## [Materials provided]
....

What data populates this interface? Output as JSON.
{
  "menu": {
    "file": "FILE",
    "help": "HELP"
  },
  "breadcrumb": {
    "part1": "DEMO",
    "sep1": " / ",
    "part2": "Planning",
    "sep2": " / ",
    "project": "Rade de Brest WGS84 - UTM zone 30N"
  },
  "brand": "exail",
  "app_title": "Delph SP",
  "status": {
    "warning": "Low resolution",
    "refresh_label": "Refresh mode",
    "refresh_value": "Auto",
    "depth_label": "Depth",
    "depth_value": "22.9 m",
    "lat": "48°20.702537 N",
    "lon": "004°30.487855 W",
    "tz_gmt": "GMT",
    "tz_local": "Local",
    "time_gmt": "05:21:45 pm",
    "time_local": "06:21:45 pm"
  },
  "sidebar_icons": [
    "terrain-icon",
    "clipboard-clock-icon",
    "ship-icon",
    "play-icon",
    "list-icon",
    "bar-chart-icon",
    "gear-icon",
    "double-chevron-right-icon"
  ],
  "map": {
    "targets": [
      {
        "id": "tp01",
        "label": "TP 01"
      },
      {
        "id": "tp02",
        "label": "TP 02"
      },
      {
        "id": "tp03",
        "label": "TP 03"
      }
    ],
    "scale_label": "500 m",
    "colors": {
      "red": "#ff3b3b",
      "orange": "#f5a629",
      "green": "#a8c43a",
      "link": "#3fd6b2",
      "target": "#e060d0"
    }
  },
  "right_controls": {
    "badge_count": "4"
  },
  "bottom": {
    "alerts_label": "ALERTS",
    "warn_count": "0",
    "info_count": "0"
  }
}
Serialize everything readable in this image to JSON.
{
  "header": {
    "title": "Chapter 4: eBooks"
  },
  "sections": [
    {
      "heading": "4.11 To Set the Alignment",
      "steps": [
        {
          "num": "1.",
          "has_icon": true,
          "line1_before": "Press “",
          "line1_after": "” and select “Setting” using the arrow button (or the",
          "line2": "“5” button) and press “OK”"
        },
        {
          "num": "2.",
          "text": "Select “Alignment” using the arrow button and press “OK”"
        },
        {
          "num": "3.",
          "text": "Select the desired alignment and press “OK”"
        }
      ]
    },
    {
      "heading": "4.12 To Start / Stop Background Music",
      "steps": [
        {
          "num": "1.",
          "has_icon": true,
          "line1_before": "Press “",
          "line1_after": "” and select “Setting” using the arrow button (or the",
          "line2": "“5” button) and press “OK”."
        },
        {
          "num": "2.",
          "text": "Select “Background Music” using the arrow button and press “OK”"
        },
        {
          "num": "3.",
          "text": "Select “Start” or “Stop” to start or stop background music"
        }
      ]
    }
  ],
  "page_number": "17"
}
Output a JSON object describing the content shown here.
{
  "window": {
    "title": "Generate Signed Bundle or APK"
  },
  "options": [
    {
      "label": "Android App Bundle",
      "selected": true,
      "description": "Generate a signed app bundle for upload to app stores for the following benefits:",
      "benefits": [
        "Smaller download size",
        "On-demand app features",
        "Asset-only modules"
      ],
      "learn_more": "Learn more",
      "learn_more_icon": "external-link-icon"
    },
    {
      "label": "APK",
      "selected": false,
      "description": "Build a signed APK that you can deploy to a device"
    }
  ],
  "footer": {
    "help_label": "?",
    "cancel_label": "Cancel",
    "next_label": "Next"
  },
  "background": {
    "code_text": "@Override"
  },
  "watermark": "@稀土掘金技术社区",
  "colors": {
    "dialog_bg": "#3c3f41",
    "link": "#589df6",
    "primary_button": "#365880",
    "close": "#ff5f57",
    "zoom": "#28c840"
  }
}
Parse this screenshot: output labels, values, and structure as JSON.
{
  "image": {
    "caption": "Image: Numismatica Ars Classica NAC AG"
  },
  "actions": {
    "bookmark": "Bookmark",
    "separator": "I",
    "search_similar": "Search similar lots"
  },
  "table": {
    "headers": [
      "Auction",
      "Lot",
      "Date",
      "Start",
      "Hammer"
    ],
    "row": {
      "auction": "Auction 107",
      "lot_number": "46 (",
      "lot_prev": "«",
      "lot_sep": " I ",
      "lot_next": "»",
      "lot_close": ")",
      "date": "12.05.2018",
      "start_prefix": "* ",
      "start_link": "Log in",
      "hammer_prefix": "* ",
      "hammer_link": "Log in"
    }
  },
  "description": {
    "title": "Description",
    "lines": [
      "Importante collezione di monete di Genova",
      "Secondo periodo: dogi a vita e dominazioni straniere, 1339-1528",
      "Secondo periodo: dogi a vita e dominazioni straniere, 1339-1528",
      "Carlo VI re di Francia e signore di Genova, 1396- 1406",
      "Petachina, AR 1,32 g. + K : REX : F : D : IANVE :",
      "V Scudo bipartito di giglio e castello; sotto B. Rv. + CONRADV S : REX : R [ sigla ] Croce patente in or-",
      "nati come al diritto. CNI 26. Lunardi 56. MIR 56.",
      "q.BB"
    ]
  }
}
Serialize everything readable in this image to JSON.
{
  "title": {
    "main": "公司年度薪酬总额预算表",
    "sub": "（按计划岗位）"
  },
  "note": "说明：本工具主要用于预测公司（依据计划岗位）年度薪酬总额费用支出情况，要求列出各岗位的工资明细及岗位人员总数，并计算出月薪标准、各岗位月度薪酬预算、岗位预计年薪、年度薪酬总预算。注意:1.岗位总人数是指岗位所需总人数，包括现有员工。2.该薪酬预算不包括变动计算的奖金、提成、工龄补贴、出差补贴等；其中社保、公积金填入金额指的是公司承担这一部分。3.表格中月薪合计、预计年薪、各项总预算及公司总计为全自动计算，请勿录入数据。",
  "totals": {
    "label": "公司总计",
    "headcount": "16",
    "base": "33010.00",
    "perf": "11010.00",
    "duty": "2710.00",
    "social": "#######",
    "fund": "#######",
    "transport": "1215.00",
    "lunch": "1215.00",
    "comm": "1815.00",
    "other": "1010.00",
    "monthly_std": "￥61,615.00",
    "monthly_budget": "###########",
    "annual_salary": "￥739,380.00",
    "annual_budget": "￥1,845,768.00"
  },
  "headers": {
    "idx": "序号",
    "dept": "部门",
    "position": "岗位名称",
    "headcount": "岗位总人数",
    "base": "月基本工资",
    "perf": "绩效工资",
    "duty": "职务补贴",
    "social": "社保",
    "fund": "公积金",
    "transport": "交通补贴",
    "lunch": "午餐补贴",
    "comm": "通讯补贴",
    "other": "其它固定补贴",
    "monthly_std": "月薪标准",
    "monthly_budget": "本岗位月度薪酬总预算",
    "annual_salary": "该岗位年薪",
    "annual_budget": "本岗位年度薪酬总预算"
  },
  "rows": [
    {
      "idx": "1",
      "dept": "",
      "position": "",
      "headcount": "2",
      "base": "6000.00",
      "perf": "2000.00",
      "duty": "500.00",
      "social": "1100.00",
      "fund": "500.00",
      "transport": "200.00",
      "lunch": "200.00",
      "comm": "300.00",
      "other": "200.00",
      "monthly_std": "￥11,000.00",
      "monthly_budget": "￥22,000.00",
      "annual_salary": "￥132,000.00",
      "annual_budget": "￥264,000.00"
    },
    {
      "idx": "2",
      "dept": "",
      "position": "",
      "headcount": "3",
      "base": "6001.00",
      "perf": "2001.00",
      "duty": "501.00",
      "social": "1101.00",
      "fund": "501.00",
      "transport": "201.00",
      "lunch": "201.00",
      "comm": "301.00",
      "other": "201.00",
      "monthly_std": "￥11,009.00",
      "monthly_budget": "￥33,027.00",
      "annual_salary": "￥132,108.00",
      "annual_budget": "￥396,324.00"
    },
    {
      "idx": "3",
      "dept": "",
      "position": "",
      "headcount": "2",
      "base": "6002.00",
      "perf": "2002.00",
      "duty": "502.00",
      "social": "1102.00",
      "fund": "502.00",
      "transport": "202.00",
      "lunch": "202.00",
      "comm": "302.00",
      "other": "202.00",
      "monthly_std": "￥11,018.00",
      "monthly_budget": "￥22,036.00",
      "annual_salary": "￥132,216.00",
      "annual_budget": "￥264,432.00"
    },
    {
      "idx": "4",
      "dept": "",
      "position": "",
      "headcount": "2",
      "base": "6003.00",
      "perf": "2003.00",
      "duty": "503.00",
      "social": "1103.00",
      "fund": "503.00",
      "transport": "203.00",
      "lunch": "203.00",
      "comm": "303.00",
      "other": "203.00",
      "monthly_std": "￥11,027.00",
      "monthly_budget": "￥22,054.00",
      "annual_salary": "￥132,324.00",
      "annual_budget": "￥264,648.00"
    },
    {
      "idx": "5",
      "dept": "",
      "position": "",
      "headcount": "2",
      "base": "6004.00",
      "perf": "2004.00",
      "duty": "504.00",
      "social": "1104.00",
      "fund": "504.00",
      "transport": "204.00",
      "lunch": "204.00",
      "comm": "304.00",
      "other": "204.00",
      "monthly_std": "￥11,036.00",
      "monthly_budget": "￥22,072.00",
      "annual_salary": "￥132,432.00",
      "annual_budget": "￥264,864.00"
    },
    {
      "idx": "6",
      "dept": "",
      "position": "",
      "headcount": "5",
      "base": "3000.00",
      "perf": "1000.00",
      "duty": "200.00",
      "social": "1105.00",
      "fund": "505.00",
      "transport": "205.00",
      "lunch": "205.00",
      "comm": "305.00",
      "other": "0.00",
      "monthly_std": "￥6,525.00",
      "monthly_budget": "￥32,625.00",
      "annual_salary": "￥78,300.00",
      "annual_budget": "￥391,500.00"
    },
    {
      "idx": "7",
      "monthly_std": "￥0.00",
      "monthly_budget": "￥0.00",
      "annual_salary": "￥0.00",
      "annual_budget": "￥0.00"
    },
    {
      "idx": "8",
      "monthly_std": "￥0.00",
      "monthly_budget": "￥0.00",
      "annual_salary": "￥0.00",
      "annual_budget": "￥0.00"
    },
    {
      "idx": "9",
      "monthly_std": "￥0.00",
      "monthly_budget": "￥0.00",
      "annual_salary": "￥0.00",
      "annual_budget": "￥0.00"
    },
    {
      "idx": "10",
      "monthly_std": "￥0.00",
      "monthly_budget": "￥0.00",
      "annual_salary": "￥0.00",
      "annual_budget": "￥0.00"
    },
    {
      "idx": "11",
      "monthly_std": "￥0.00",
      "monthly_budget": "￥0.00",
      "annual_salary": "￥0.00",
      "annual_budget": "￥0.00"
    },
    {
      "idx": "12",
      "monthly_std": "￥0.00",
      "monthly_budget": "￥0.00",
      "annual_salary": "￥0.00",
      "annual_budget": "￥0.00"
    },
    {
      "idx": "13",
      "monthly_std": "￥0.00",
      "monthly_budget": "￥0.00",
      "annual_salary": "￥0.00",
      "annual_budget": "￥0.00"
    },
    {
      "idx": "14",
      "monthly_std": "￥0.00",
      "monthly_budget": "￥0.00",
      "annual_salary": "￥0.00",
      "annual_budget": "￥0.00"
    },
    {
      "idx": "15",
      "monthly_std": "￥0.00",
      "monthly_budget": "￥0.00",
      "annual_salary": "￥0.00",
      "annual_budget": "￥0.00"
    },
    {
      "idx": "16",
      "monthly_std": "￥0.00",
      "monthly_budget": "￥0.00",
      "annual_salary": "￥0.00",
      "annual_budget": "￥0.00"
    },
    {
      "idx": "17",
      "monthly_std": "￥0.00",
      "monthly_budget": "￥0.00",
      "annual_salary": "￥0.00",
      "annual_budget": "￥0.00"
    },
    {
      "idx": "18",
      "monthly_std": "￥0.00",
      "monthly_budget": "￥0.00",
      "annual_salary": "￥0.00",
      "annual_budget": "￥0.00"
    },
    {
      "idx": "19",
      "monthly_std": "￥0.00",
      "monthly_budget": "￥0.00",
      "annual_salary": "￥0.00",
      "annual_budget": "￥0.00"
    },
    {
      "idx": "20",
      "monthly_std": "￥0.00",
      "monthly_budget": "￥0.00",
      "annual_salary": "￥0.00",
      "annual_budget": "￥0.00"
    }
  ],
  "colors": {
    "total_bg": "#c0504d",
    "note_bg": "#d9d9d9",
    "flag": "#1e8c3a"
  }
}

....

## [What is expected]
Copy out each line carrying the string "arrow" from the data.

## [Problem solution]
          "line1_after": "” and select “Setting” using the arrow button (or the",
          "text": "Select “Alignment” using the arrow button and press “OK”"
          "line1_after": "” and select “Setting” using the arrow button (or the",
          "text": "Select “Background Music” using the arrow button and press “OK”"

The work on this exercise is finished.